This is interesting news, as the company says that the new tech hub will focus on security, in particular detecting fraudulent activity. N26 plans to use artificial intelligence to develop a sort of real-time risk scoring system. The company will compare card transactions with your smartphone location, as well.
Multiple articles have highlighted a handful of cases of fraud in recent weeks. Customers tried to use N26 for money-laundering purposes. It took some time before N26 reacted and closed those accounts.
Every bank suffers from this kind of issue. In France, BNP Paribas, Société Générale, Crédit Agricole and Crédit Mutuel have all been fined in the past, for instance. But it’s interesting to see how N26 is reacting to those risks.
N26 has experienced tremendous growth, and the startup wants to scale its workforce appropriately so that it’s not short-staffed when faced with those issues. Similarly, it creates challenges when it comes to customer support and average response time.
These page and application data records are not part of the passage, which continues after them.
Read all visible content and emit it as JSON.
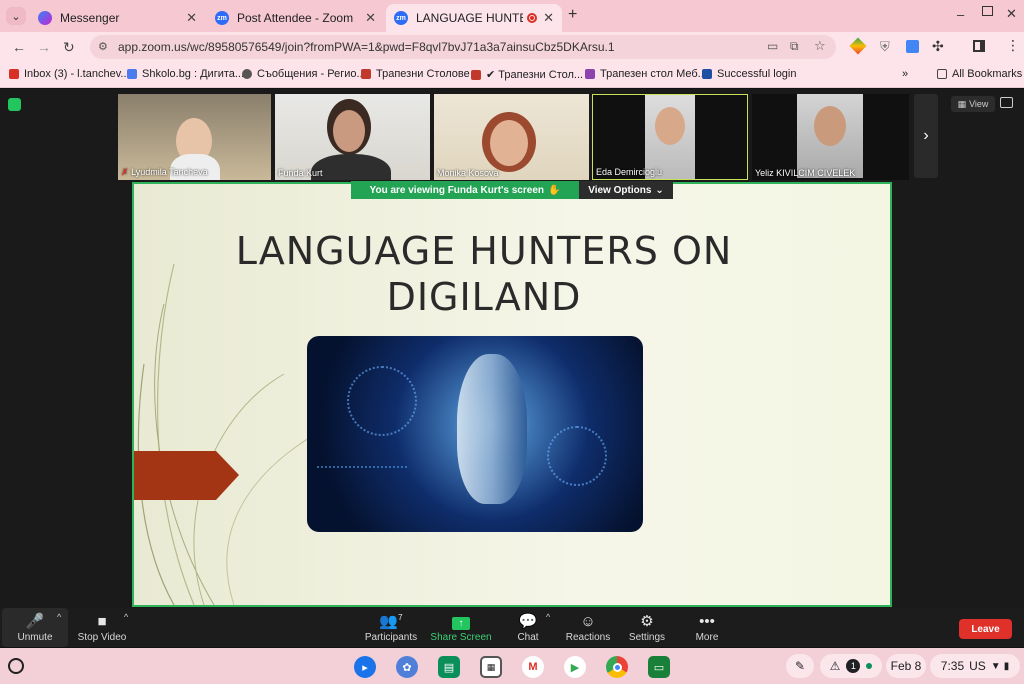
{
  "browser": {
    "tabs": [
      {
        "title": "Messenger",
        "icon": "messenger-icon",
        "active": false
      },
      {
        "title": "Post Attendee - Zoom",
        "icon": "zoom-icon",
        "active": false
      },
      {
        "title": "LANGUAGE HUNTERS ON D",
        "icon": "zoom-icon",
        "active": true
      }
    ],
    "favicon_label": "zm",
    "close_glyph": "✕",
    "new_tab_glyph": "+",
    "tab_menu_glyph": "⌄",
    "url": "app.zoom.us/wc/89580576549/join?fromPWA=1&pwd=F8qvl7bvJ71a3a7ainsuCbz5DKArsu.1",
    "bookmarks": [
      {
        "label": "Inbox (3) - l.tanchev...",
        "icon": "gmail-icon",
        "color": "#d93025"
      },
      {
        "label": "Shkolo.bg : Дигита...",
        "icon": "shkolo-icon",
        "color": "#4b7bec"
      },
      {
        "label": "Съобщения - Регио...",
        "icon": "messages-icon",
        "color": "#555555"
      },
      {
        "label": "Трапезни Столове",
        "icon": "store-icon",
        "color": "#c0392b"
      },
      {
        "label": "✔ Трапезни Стол...",
        "icon": "store-icon",
        "color": "#c0392b"
      },
      {
        "label": "Трапезен стол Меб...",
        "icon": "store-icon",
        "color": "#8e44ad"
      },
      {
        "label": "Successful login",
        "icon": "eu-icon",
        "color": "#1e4fa3"
      }
    ],
    "all_bookmarks": "All Bookmarks"
  },
  "zoom": {
    "participants": [
      {
        "name": "Lyudmila Tancheva",
        "muted": true
      },
      {
        "name": "Funda Kurt",
        "muted": false
      },
      {
        "name": "Monika Kosova",
        "muted": false
      },
      {
        "name": "Eda Demircioglu",
        "muted": false
      },
      {
        "name": "Yeliz KIVILCIM CIVELEK",
        "muted": false
      }
    ],
    "view_label": "View",
    "share_banner": "You are viewing  Funda Kurt's screen",
    "view_options": "View Options",
    "slide_title": "LANGUAGE HUNTERS ON DIGILAND",
    "toolbar": [
      {
        "label": "Unmute",
        "icon": "mic-muted-icon"
      },
      {
        "label": "Stop Video",
        "icon": "video-icon"
      },
      {
        "label": "Participants",
        "icon": "participants-icon",
        "badge": "7"
      },
      {
        "label": "Share Screen",
        "icon": "share-screen-icon"
      },
      {
        "label": "Chat",
        "icon": "chat-icon"
      },
      {
        "label": "Reactions",
        "icon": "reactions-icon"
      },
      {
        "label": "Settings",
        "icon": "gear-icon"
      },
      {
        "label": "More",
        "icon": "more-icon"
      }
    ],
    "leave_label": "Leave",
    "accent_green": "#2fb35a",
    "leave_red": "#e0302a"
  },
  "shelf": {
    "date": "Feb 8",
    "time": "7:35",
    "locale": "US",
    "notification_count": "1"
  }
}
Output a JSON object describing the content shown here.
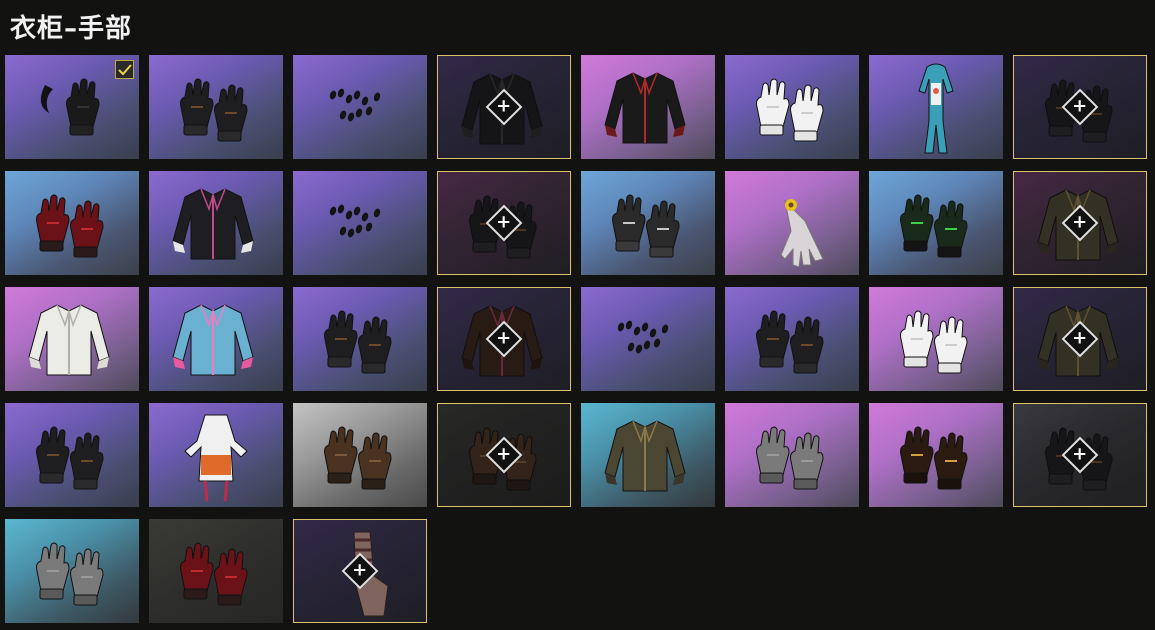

It’s in the company’s best interest to follow strict rules when it comes to fraudulent activity — as a company with a banking license, N26 is regularly audited. N26 sent me the following statement a couple of weeks ago regarding audits:
N26, as all licensed banks, is subject to regular internal and external independent audits, including those by regulatory bodies such as BaFin, the German Financial Authority. Since we have a German bank license, we’re supervised by BaFin and audited on a regular basis. Any findings are promptly reviewed, implemented and monitored in coordination with the BaFin. We strive to meet all requirements consistently and take any required measures as quickly as possible.
As a bank it is imperative to continuously evaluate and i